## [BRIEF]
Determine how many lines in the records hold "Descrição", and give that number with nothing added.

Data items
************
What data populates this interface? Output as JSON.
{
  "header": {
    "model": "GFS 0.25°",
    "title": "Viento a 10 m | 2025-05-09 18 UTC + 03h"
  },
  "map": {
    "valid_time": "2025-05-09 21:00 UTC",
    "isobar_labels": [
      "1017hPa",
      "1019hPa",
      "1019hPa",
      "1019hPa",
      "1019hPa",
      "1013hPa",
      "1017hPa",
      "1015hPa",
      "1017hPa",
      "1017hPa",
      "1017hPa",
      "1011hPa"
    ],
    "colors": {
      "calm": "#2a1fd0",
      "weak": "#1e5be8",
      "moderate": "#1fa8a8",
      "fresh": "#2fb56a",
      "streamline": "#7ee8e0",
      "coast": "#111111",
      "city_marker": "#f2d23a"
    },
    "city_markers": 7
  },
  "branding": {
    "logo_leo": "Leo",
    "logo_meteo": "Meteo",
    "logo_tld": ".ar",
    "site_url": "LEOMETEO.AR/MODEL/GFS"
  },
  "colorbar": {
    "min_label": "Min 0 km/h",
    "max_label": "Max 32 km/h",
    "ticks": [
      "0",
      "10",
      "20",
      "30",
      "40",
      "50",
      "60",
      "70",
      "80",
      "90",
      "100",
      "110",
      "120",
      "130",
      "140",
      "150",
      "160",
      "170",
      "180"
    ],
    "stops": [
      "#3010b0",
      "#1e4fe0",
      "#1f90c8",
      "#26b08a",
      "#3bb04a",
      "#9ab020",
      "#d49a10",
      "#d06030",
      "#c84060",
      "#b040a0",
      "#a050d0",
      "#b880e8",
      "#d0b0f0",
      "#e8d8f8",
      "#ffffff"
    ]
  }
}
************
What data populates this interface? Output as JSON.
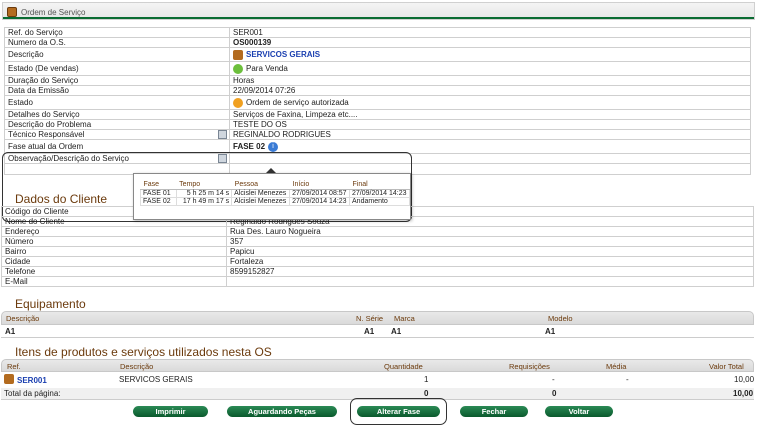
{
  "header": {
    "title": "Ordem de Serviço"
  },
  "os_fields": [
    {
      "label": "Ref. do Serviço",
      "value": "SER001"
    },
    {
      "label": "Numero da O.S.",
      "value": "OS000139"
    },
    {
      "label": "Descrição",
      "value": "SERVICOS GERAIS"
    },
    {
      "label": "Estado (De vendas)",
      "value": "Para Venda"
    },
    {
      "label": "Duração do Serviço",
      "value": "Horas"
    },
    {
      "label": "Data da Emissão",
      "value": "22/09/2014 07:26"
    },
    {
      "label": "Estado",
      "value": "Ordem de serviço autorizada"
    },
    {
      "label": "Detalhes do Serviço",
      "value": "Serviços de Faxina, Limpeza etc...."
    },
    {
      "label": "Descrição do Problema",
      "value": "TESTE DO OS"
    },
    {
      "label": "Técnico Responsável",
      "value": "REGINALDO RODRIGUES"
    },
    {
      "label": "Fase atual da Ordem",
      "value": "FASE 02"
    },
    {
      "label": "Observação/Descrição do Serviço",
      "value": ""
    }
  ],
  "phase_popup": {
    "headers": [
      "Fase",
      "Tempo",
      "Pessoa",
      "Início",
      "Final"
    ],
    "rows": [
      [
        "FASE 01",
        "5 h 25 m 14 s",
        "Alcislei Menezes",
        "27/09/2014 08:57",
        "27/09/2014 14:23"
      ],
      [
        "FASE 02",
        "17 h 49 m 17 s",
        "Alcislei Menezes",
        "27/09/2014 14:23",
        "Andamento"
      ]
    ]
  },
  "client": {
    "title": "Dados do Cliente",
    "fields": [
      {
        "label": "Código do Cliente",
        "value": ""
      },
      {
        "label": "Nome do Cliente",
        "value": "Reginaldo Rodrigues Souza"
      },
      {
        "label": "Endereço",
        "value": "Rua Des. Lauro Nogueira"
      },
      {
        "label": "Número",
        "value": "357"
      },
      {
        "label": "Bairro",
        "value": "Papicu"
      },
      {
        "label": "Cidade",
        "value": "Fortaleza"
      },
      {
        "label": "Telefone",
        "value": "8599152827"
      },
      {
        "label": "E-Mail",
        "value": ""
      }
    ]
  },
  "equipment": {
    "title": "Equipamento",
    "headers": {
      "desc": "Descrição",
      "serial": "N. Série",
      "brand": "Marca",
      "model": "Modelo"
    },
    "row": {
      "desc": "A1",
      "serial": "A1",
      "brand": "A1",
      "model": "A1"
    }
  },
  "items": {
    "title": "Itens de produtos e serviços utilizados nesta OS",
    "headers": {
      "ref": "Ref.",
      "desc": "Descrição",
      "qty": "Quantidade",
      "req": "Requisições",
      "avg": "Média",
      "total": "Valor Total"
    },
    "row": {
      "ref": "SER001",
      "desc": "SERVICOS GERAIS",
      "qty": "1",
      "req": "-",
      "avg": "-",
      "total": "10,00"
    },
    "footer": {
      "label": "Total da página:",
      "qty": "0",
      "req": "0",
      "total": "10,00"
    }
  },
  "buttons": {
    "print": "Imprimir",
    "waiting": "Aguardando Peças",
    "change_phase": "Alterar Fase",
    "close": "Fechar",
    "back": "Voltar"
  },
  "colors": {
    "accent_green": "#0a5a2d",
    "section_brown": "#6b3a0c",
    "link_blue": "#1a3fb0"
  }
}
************
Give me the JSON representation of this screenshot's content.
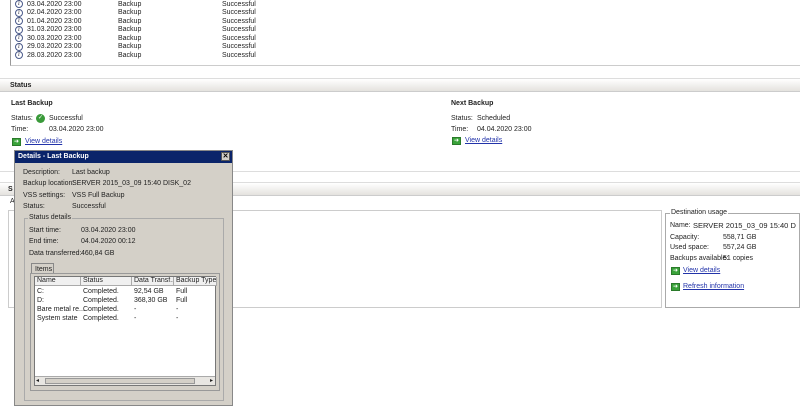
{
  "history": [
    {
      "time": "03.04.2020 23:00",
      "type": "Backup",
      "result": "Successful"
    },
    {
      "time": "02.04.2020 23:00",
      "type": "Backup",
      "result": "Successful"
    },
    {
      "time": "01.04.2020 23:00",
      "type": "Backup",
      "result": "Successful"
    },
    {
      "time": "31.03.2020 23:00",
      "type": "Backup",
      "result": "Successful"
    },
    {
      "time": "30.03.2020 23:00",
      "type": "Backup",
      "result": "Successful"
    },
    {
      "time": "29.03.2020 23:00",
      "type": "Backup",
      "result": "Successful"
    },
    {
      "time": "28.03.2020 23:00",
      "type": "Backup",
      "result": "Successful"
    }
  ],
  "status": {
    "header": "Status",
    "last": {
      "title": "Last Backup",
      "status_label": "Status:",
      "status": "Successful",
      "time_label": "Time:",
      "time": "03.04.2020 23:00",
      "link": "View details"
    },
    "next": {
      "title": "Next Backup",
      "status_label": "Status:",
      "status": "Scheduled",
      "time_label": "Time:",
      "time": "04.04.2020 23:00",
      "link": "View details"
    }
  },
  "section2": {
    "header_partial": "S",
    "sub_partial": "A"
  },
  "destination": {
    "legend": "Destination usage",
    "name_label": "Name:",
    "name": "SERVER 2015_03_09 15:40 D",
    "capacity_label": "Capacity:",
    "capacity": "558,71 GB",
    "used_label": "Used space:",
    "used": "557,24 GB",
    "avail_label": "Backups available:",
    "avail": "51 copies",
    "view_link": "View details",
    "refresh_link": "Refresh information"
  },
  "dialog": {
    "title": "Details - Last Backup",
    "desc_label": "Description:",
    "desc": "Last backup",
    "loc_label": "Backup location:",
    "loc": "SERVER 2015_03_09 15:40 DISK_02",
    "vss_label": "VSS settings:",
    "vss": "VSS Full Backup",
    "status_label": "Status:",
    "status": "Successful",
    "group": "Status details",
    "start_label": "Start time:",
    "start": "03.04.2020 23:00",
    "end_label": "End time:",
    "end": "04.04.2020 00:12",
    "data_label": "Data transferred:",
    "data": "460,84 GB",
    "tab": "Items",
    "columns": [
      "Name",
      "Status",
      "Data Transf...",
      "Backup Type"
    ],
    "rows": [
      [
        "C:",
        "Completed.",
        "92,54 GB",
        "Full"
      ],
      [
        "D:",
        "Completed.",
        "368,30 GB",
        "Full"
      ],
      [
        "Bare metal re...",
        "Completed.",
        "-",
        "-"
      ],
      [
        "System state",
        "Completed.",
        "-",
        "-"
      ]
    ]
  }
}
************
## [EXERCISE SOLUTION]
5